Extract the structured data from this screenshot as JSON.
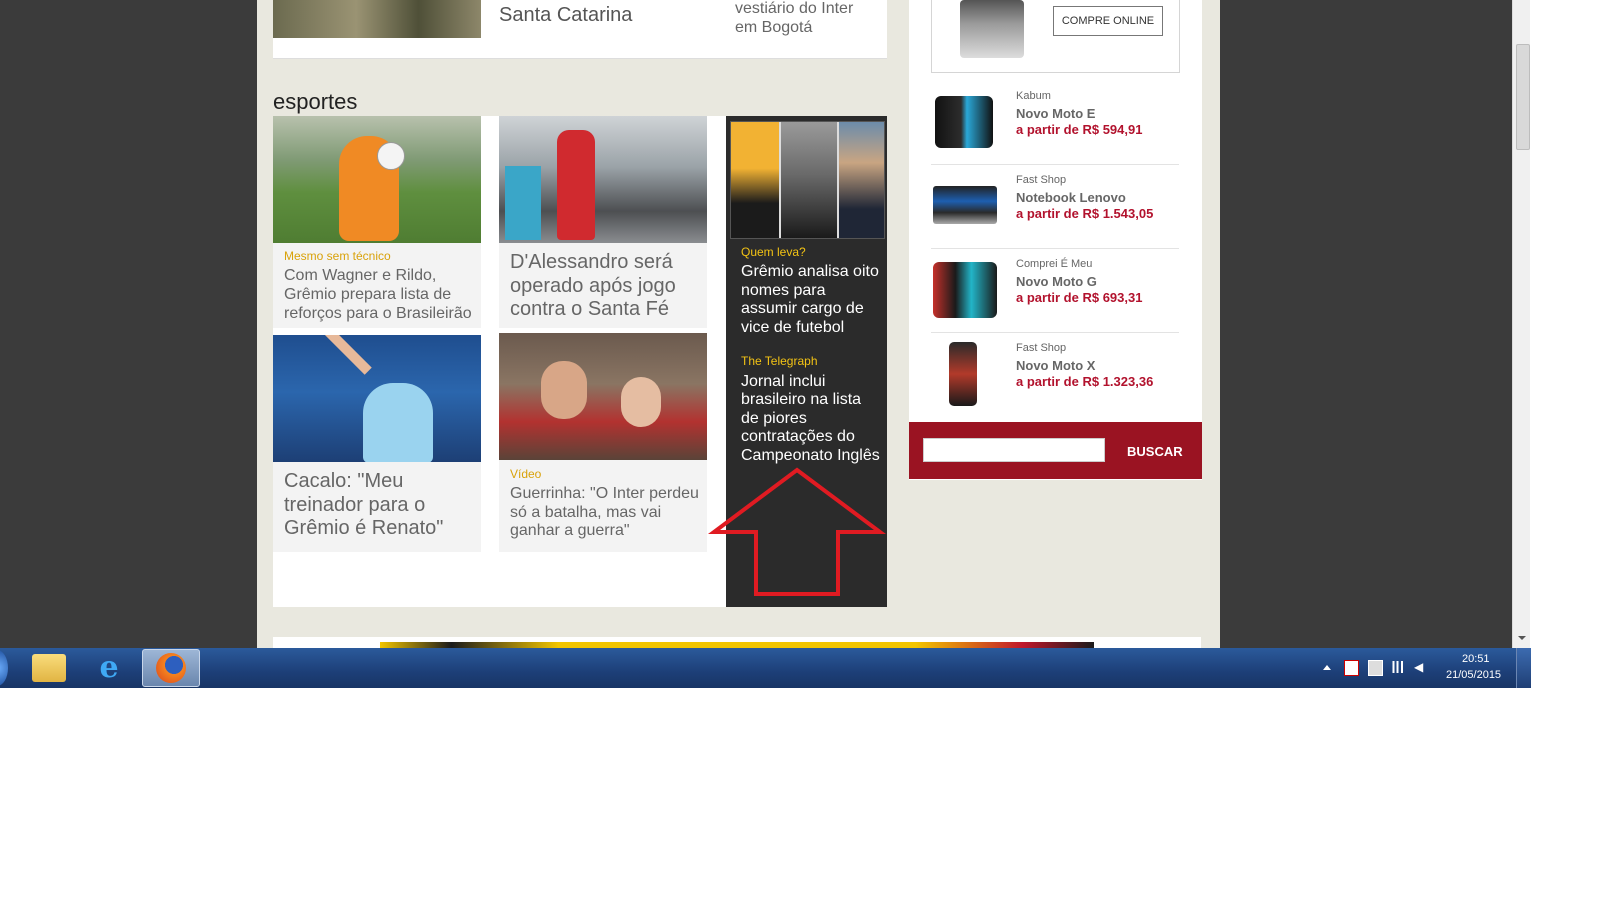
{
  "top_stories": {
    "story_a": "Santa Catarina",
    "story_b_line1": "vestiário do Inter",
    "story_b_line2": "em Bogotá"
  },
  "section": {
    "title": "esportes"
  },
  "sports": {
    "card1": {
      "kicker": "Mesmo sem técnico",
      "headline_line1": "Com Wagner e Rildo,",
      "headline_line2": "Grêmio prepara lista de",
      "headline_line3": "reforços para o Brasileirão"
    },
    "card2": {
      "headline_line1": "D'Alessandro será",
      "headline_line2": "operado após jogo",
      "headline_line3": "contra o Santa Fé"
    },
    "card3": {
      "headline_line1": "Cacalo: \"Meu",
      "headline_line2": "treinador para o",
      "headline_line3": "Grêmio é Renato\""
    },
    "card4": {
      "kicker": "Vídeo",
      "headline_line1": "Guerrinha: \"O Inter perdeu",
      "headline_line2": "só a batalha, mas vai",
      "headline_line3": "ganhar a guerra\""
    }
  },
  "dark_panel": {
    "item1": {
      "kicker": "Quem leva?",
      "line1": "Grêmio analisa oito",
      "line2": "nomes para",
      "line3": "assumir cargo de",
      "line4": "vice de futebol"
    },
    "item2": {
      "kicker": "The Telegraph",
      "line1": "Jornal inclui",
      "line2": "brasileiro na lista",
      "line3": "de piores",
      "line4": "contratações do",
      "line5": "Campeonato Inglês"
    }
  },
  "shopping": {
    "buy_button": "COMPRE ONLINE",
    "items": [
      {
        "store": "Kabum",
        "name": "Novo Moto E",
        "price": "a partir de R$ 594,91"
      },
      {
        "store": "Fast Shop",
        "name": "Notebook Lenovo",
        "price": "a partir de R$ 1.543,05"
      },
      {
        "store": "Comprei É Meu",
        "name": "Novo Moto G",
        "price": "a partir de R$ 693,31"
      },
      {
        "store": "Fast Shop",
        "name": "Novo Moto X",
        "price": "a partir de R$ 1.323,36"
      }
    ],
    "search_placeholder": "",
    "search_button": "BUSCAR"
  },
  "taskbar": {
    "time": "20:51",
    "date": "21/05/2015"
  },
  "colors": {
    "accent": "#b2122d",
    "kicker": "#d9a20a",
    "dark_panel": "#2b2b2b",
    "search_bar": "#9a1322",
    "arrow": "#e01b22"
  }
}
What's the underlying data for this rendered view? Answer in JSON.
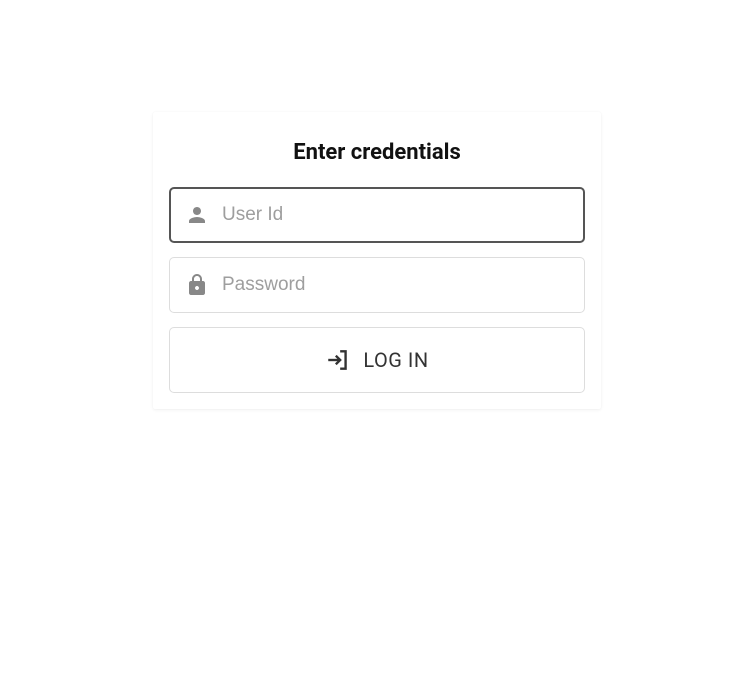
{
  "title": "Enter credentials",
  "fields": {
    "userId": {
      "placeholder": "User Id",
      "value": ""
    },
    "password": {
      "placeholder": "Password",
      "value": ""
    }
  },
  "button": {
    "label": "LOG IN"
  }
}
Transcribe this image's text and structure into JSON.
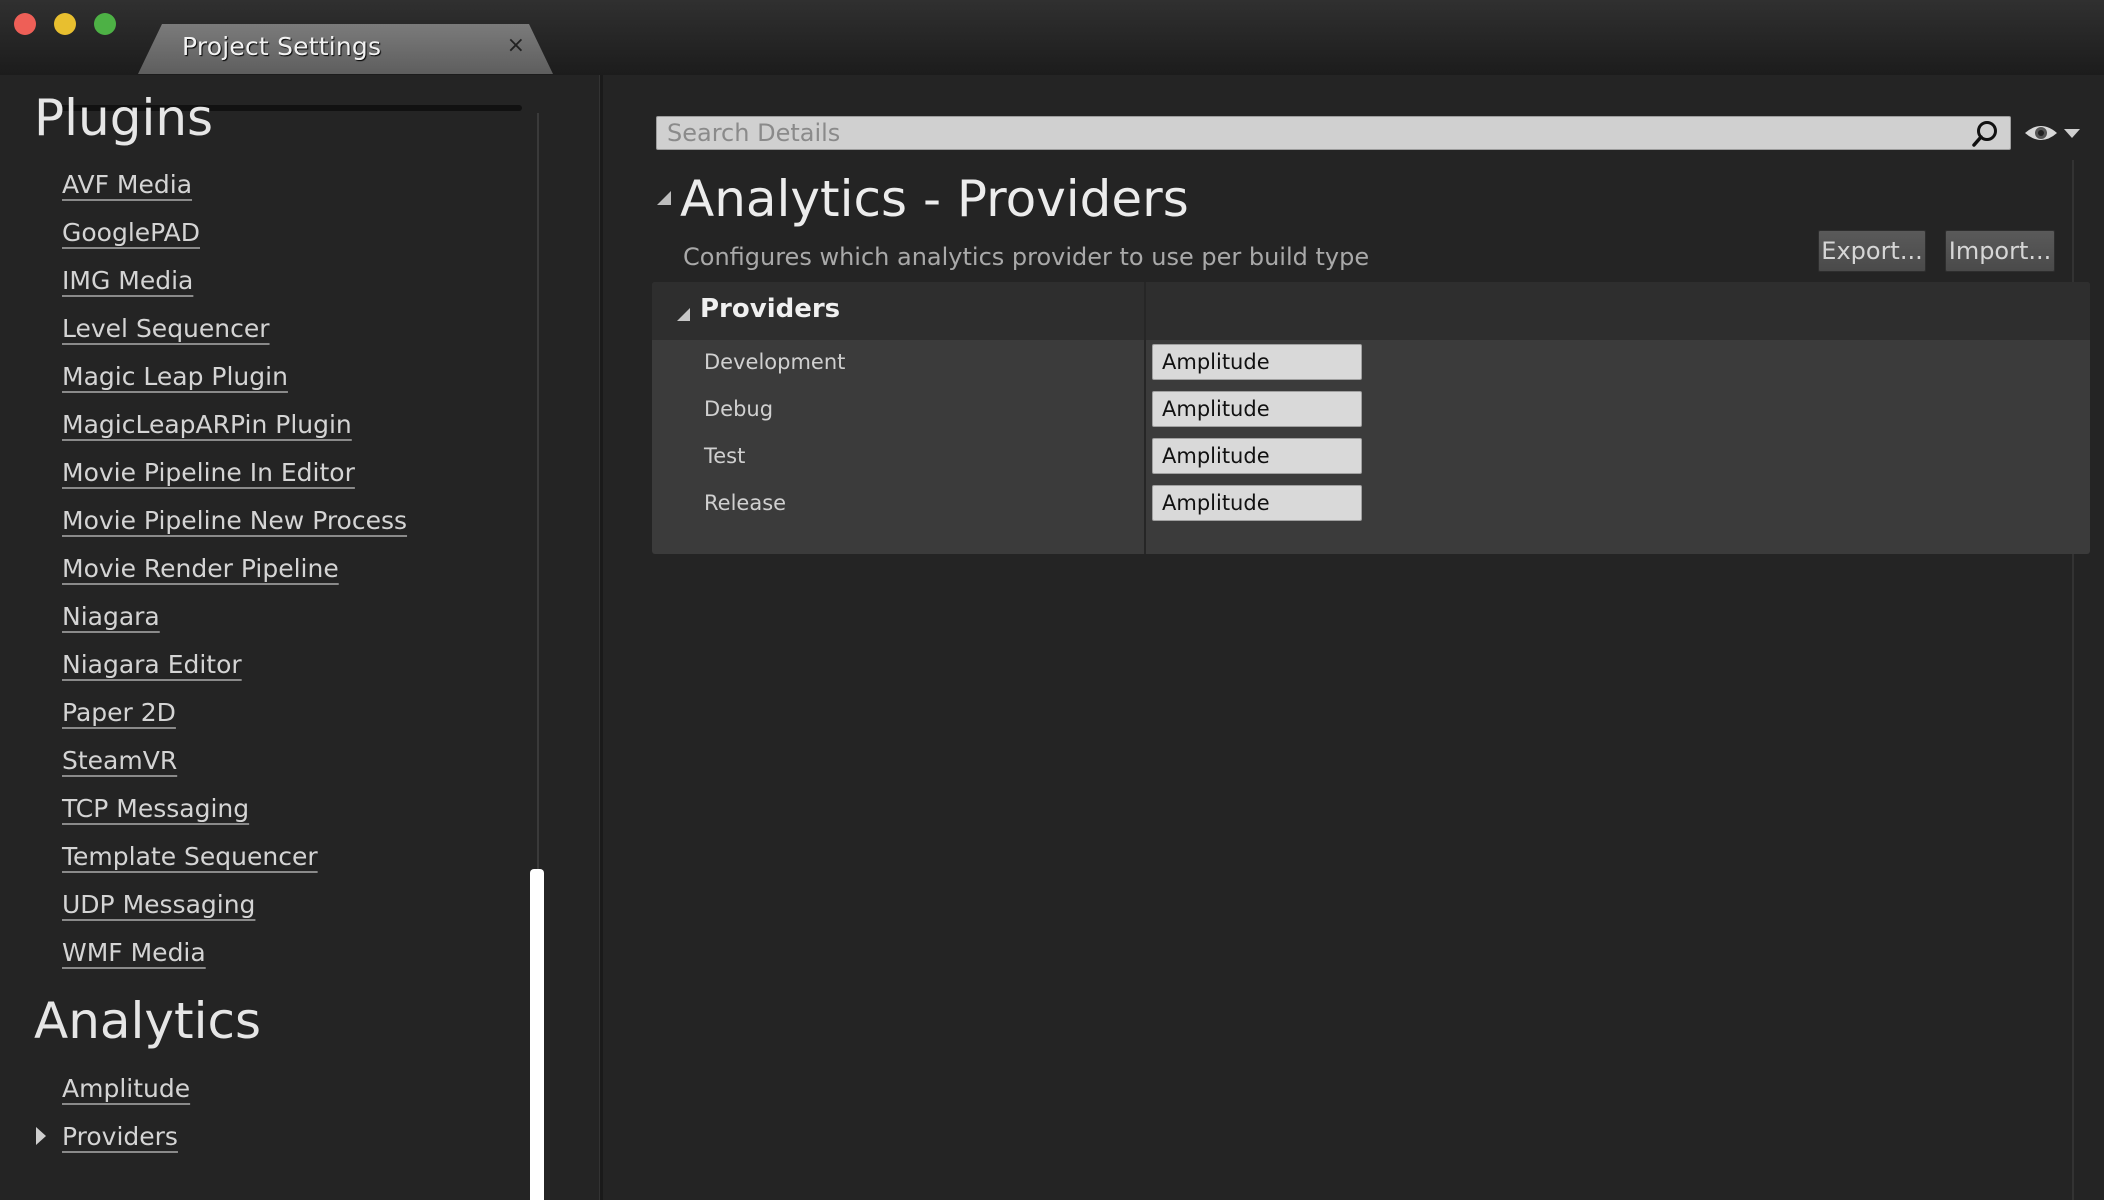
{
  "window": {
    "tab_title": "Project Settings",
    "tab_close_glyph": "×"
  },
  "sidebar": {
    "plugins_heading": "Plugins",
    "plugin_items": [
      "AVF Media",
      "GooglePAD",
      "IMG Media",
      "Level Sequencer",
      "Magic Leap Plugin",
      "MagicLeapARPin Plugin",
      "Movie Pipeline In Editor",
      "Movie Pipeline New Process",
      "Movie Render Pipeline",
      "Niagara",
      "Niagara Editor",
      "Paper 2D",
      "SteamVR",
      "TCP Messaging",
      "Template Sequencer",
      "UDP Messaging",
      "WMF Media"
    ],
    "analytics_heading": "Analytics",
    "analytics_items": [
      "Amplitude",
      "Providers"
    ],
    "selected_item": "Providers"
  },
  "search": {
    "placeholder": "Search Details"
  },
  "section": {
    "title": "Analytics - Providers",
    "description": "Configures which analytics provider to use per build type",
    "export_label": "Export...",
    "import_label": "Import..."
  },
  "category": {
    "title": "Providers",
    "properties": [
      {
        "label": "Development",
        "value": "Amplitude"
      },
      {
        "label": "Debug",
        "value": "Amplitude"
      },
      {
        "label": "Test",
        "value": "Amplitude"
      },
      {
        "label": "Release",
        "value": "Amplitude"
      }
    ]
  },
  "colors": {
    "background": "#242424",
    "panel": "#3b3b3b",
    "close": "#ee5f57",
    "minimize": "#e8bf2f",
    "maximize": "#4db145"
  },
  "icons": [
    "close-traffic-light",
    "minimize-traffic-light",
    "maximize-traffic-light",
    "search-icon",
    "eye-icon",
    "chevron-down-icon",
    "expand-arrow-icon",
    "collapse-arrow-icon"
  ]
}
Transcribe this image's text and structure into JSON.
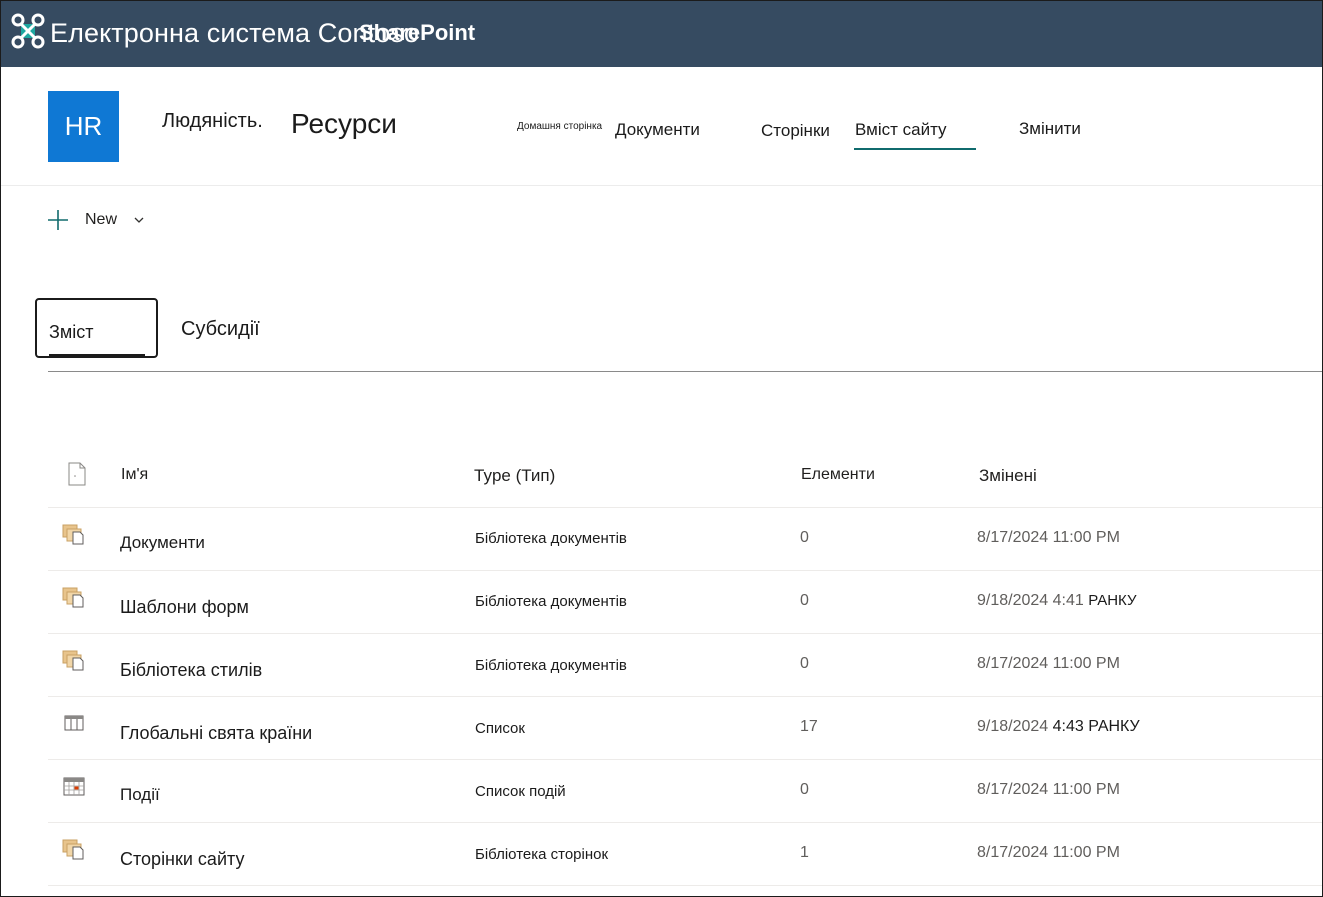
{
  "suite_bar": {
    "title": "Електронна система Contoso",
    "product": "SharePoint",
    "logo_icon": "sharepoint-knot-icon",
    "background": "#364b61"
  },
  "site": {
    "logo_text": "HR",
    "logo_color": "#0f78d4",
    "name_part1": "Людяність.",
    "name_part2": "Ресурси"
  },
  "nav": {
    "home": "Домашня сторінка",
    "documents": "Документи",
    "pages": "Сторінки",
    "site_contents": "Вміст сайту",
    "edit": "Змінити",
    "accent": "#106b6d"
  },
  "command_bar": {
    "new_label": "New",
    "new_icon": "plus-icon",
    "chevron_icon": "chevron-down-icon"
  },
  "tabs": [
    {
      "label": "Зміст",
      "active": true
    },
    {
      "label": "Субсидії",
      "active": false
    }
  ],
  "table": {
    "columns": {
      "name": "Ім'я",
      "type": "Type (Тип)",
      "items": "Елементи",
      "modified": "Змінені"
    },
    "rows": [
      {
        "icon": "document-library-icon",
        "name": "Документи",
        "type": "Бібліотека документів",
        "items": "0",
        "modified": "8/17/2024 11:00 PM",
        "modified_suffix": ""
      },
      {
        "icon": "document-library-icon",
        "name": "Шаблони форм",
        "type": "Бібліотека документів",
        "items": "0",
        "modified": "9/18/2024 4:41",
        "modified_suffix": "РАНКУ"
      },
      {
        "icon": "document-library-icon",
        "name": "Бібліотека стилів",
        "type": "Бібліотека документів",
        "items": "0",
        "modified": "8/17/2024 11:00 PM",
        "modified_suffix": ""
      },
      {
        "icon": "list-icon",
        "name": "Глобальні свята країни",
        "type": "Список",
        "items": "17",
        "modified": "9/18/2024",
        "modified_suffix": "4:43 РАНКУ"
      },
      {
        "icon": "calendar-icon",
        "name": "Події",
        "type": "Список подій",
        "items": "0",
        "modified": "8/17/2024 11:00 PM",
        "modified_suffix": ""
      },
      {
        "icon": "document-library-icon",
        "name": "Сторінки сайту",
        "type": "Бібліотека сторінок",
        "items": "1",
        "modified": "8/17/2024 11:00 PM",
        "modified_suffix": ""
      }
    ]
  }
}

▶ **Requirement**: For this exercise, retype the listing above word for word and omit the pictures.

▶ **Expected answer**:
Extract the structured data from this screenshot as JSON.
{
  "top_stories": {
    "story_a": "Santa Catarina",
    "story_b_line1": "vestiário do Inter",
    "story_b_line2": "em Bogotá"
  },
  "section": {
    "title": "esportes"
  },
  "sports": {
    "card1": {
      "kicker": "Mesmo sem técnico",
      "headline_line1": "Com Wagner e Rildo,",
      "headline_line2": "Grêmio prepara lista de",
      "headline_line3": "reforços para o Brasileirão"
    },
    "card2": {
      "headline_line1": "D'Alessandro será",
      "headline_line2": "operado após jogo",
      "headline_line3": "contra o Santa Fé"
    },
    "card3": {
      "headline_line1": "Cacalo: \"Meu",
      "headline_line2": "treinador para o",
      "headline_line3": "Grêmio é Renato\""
    },
    "card4": {
      "kicker": "Vídeo",
      "headline_line1": "Guerrinha: \"O Inter perdeu",
      "headline_line2": "só a batalha, mas vai",
      "headline_line3": "ganhar a guerra\""
    }
  },
  "dark_panel": {
    "item1": {
      "kicker": "Quem leva?",
      "line1": "Grêmio analisa oito",
      "line2": "nomes para",
      "line3": "assumir cargo de",
      "line4": "vice de futebol"
    },
    "item2": {
      "kicker": "The Telegraph",
      "line1": "Jornal inclui",
      "line2": "brasileiro na lista",
      "line3": "de piores",
      "line4": "contratações do",
      "line5": "Campeonato Inglês"
    }
  },
  "shopping": {
    "buy_button": "COMPRE ONLINE",
    "items": [
      {
        "store": "Kabum",
        "name": "Novo Moto E",
        "price": "a partir de R$ 594,91"
      },
      {
        "store": "Fast Shop",
        "name": "Notebook Lenovo",
        "price": "a partir de R$ 1.543,05"
      },
      {
        "store": "Comprei É Meu",
        "name": "Novo Moto G",
        "price": "a partir de R$ 693,31"
      },
      {
        "store": "Fast Shop",
        "name": "Novo Moto X",
        "price": "a partir de R$ 1.323,36"
      }
    ],
    "search_placeholder": "",
    "search_button": "BUSCAR"
  },
  "taskbar": {
    "time": "20:51",
    "date": "21/05/2015"
  },
  "colors": {
    "accent": "#b2122d",
    "kicker": "#d9a20a",
    "dark_panel": "#2b2b2b",
    "search_bar": "#9a1322",
    "arrow": "#e01b22"
  }
}
What's the underlying data for this rendered view? Answer in JSON.
{
  "title": "Enter credentials",
  "fields": {
    "userId": {
      "placeholder": "User Id",
      "value": ""
    },
    "password": {
      "placeholder": "Password",
      "value": ""
    }
  },
  "button": {
    "label": "LOG IN"
  }
}
Transcribe this image's text and structure into JSON.
{
  "window": {
    "tab_title": "Project Settings",
    "tab_close_glyph": "×"
  },
  "sidebar": {
    "plugins_heading": "Plugins",
    "plugin_items": [
      "AVF Media",
      "GooglePAD",
      "IMG Media",
      "Level Sequencer",
      "Magic Leap Plugin",
      "MagicLeapARPin Plugin",
      "Movie Pipeline In Editor",
      "Movie Pipeline New Process",
      "Movie Render Pipeline",
      "Niagara",
      "Niagara Editor",
      "Paper 2D",
      "SteamVR",
      "TCP Messaging",
      "Template Sequencer",
      "UDP Messaging",
      "WMF Media"
    ],
    "analytics_heading": "Analytics",
    "analytics_items": [
      "Amplitude",
      "Providers"
    ],
    "selected_item": "Providers"
  },
  "search": {
    "placeholder": "Search Details"
  },
  "section": {
    "title": "Analytics - Providers",
    "description": "Configures which analytics provider to use per build type",
    "export_label": "Export...",
    "import_label": "Import..."
  },
  "category": {
    "title": "Providers",
    "properties": [
      {
        "label": "Development",
        "value": "Amplitude"
      },
      {
        "label": "Debug",
        "value": "Amplitude"
      },
      {
        "label": "Test",
        "value": "Amplitude"
      },
      {
        "label": "Release",
        "value": "Amplitude"
      }
    ]
  },
  "colors": {
    "background": "#242424",
    "panel": "#3b3b3b",
    "close": "#ee5f57",
    "minimize": "#e8bf2f",
    "maximize": "#4db145"
  },
  "icons": [
    "close-traffic-light",
    "minimize-traffic-light",
    "maximize-traffic-light",
    "search-icon",
    "eye-icon",
    "chevron-down-icon",
    "expand-arrow-icon",
    "collapse-arrow-icon"
  ]
}
Transcribe this image's text and structure into JSON.
{
  "suite_bar": {
    "title": "Електронна система Contoso",
    "product": "SharePoint",
    "logo_icon": "sharepoint-knot-icon",
    "background": "#364b61"
  },
  "site": {
    "logo_text": "HR",
    "logo_color": "#0f78d4",
    "name_part1": "Людяність.",
    "name_part2": "Ресурси"
  },
  "nav": {
    "home": "Домашня сторінка",
    "documents": "Документи",
    "pages": "Сторінки",
    "site_contents": "Вміст сайту",
    "edit": "Змінити",
    "accent": "#106b6d"
  },
  "command_bar": {
    "new_label": "New",
    "new_icon": "plus-icon",
    "chevron_icon": "chevron-down-icon"
  },
  "tabs": [
    {
      "label": "Зміст",
      "active": true
    },
    {
      "label": "Субсидії",
      "active": false
    }
  ],
  "table": {
    "columns": {
      "name": "Ім'я",
      "type": "Type (Тип)",
      "items": "Елементи",
      "modified": "Змінені"
    },
    "rows": [
      {
        "icon": "document-library-icon",
        "name": "Документи",
        "type": "Бібліотека документів",
        "items": "0",
        "modified": "8/17/2024 11:00 PM",
        "modified_suffix": ""
      },
      {
        "icon": "document-library-icon",
        "name": "Шаблони форм",
        "type": "Бібліотека документів",
        "items": "0",
        "modified": "9/18/2024 4:41",
        "modified_suffix": "РАНКУ"
      },
      {
        "icon": "document-library-icon",
        "name": "Бібліотека стилів",
        "type": "Бібліотека документів",
        "items": "0",
        "modified": "8/17/2024 11:00 PM",
        "modified_suffix": ""
      },
      {
        "icon": "list-icon",
        "name": "Глобальні свята країни",
        "type": "Список",
        "items": "17",
        "modified": "9/18/2024",
        "modified_suffix": "4:43 РАНКУ"
      },
      {
        "icon": "calendar-icon",
        "name": "Події",
        "type": "Список подій",
        "items": "0",
        "modified": "8/17/2024 11:00 PM",
        "modified_suffix": ""
      },
      {
        "icon": "document-library-icon",
        "name": "Сторінки сайту",
        "type": "Бібліотека сторінок",
        "items": "1",
        "modified": "8/17/2024 11:00 PM",
        "modified_suffix": ""
      }
    ]
  }
}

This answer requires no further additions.